» TASK MATERIAL
####################

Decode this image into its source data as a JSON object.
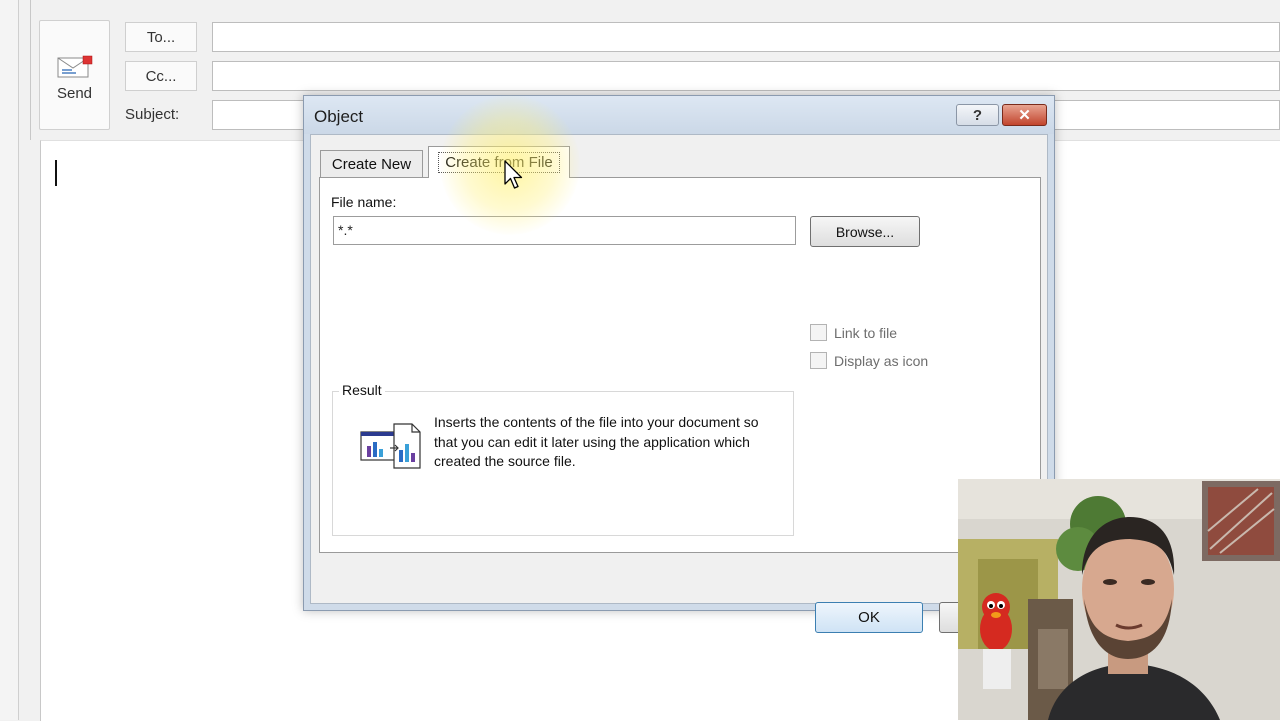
{
  "compose": {
    "send_label": "Send",
    "to_label": "To...",
    "cc_label": "Cc...",
    "subject_label": "Subject:",
    "to_value": "",
    "cc_value": "",
    "subject_value": ""
  },
  "dialog": {
    "title": "Object",
    "help_label": "?",
    "close_label": "✕",
    "tabs": [
      {
        "label": "Create New",
        "selected": false
      },
      {
        "label": "Create from File",
        "selected": true
      }
    ],
    "file_name_label": "File name:",
    "file_name_value": "*.*",
    "browse_label": "Browse...",
    "link_to_file_label": "Link to file",
    "display_as_icon_label": "Display as icon",
    "result_label": "Result",
    "result_text": "Inserts the contents of the file into your document so that you can edit it later using the application which created the source file.",
    "ok_label": "OK",
    "cancel_label": ""
  },
  "icons": {
    "send": "send-envelope-icon",
    "result": "embedded-file-chart-icon",
    "cursor": "mouse-pointer-icon"
  },
  "colors": {
    "dialog_frame": "#cfdbe9",
    "ok_border": "#3c7fb1",
    "close_button": "#c2452d",
    "cursor_highlight": "#fff06e"
  }
}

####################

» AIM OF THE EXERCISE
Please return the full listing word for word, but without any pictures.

» RESPONSE TO THIS TASK
Decode this image into its source data as a JSON object.
{
  "compose": {
    "send_label": "Send",
    "to_label": "To...",
    "cc_label": "Cc...",
    "subject_label": "Subject:",
    "to_value": "",
    "cc_value": "",
    "subject_value": ""
  },
  "dialog": {
    "title": "Object",
    "help_label": "?",
    "close_label": "✕",
    "tabs": [
      {
        "label": "Create New",
        "selected": false
      },
      {
        "label": "Create from File",
        "selected": true
      }
    ],
    "file_name_label": "File name:",
    "file_name_value": "*.*",
    "browse_label": "Browse...",
    "link_to_file_label": "Link to file",
    "display_as_icon_label": "Display as icon",
    "result_label": "Result",
    "result_text": "Inserts the contents of the file into your document so that you can edit it later using the application which created the source file.",
    "ok_label": "OK",
    "cancel_label": ""
  },
  "icons": {
    "send": "send-envelope-icon",
    "result": "embedded-file-chart-icon",
    "cursor": "mouse-pointer-icon"
  },
  "colors": {
    "dialog_frame": "#cfdbe9",
    "ok_border": "#3c7fb1",
    "close_button": "#c2452d",
    "cursor_highlight": "#fff06e"
  }
}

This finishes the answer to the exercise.